Build Your Own Mental Health Toolkit — Life is an emotional roller coaster, and resilience is about handling the ups and downs without being swept away. Pregnancy and parenting present a brand-new set of challenges, and it’s incredibly valuable to have a mental health toolkit that equips you to navigate the sometimes-bumpy ride. Here’s five of the resources I keep in my own “mental health toolkit,” and how I develop resilience through these restorative practices. It’s important to recharge your batteries and stay sane, as much as possible, despite the stress and sleep deprivation associated with being a new mom. Episode #064 with Sarah Peck.

The Power of Sisterhood And Community — Nisha Moodley came to understand the power of sisterhood by accident. She started a group coaching program simply because she was out of one-on-one slots and something magical happened: The women involved experienced profound, lasting transformation. Since then, Nisha’s work has come to focus on the power of women in groups to create a nourishing container that supports growth and expansion—a place of sensitivity, resilience, and compassion where women can rise in leadership. Nisha explains how she facilitates connection with groups of women, both in-person and online. She shares her pregnancy and parenting journey, including the messy experience of dealing with a lot of repressed anger and what it taught her about her values. I ask Nisha how her business has changed now that she’s a parent, and she offers insight around society’s responsibility to take care of mothers. Episode #069 with Nisha Moodley.

Cultivating Adult Female Friendships — If you are working parent, chances are that career and family dominate your time and attention. Yet we all know the immense value of cultivating friendships with other women who share similar circumstances, interests, or values. We explore how to maintain existing friendships, how to nurture new ones, and what to do when friendships change. Episode #083 with Cary Fortin and Sarah Peck.

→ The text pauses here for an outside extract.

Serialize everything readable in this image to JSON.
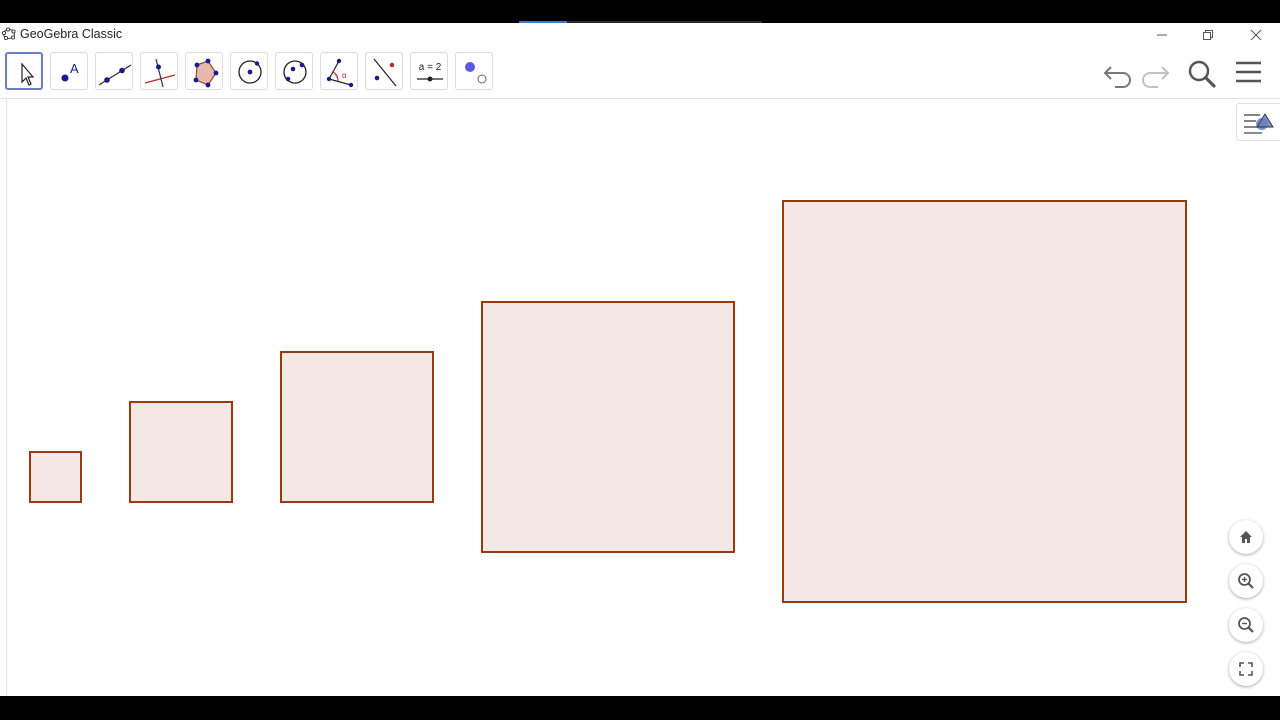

How To Make More Friends — How many people do you consider true friends? Maintaining meaningful friendships as adults can be a challenge, especially if you move to a new city or change jobs. I have a few strategies that I’ve used to help deepen the quality of connections. If you want to take a proactive approach, here are my favorite ways to make new friends. Yes, it takes work and commitment, but the benefits far outweigh the initial discomfort of putting yourself out there. Episode #084 with Sarah Peck.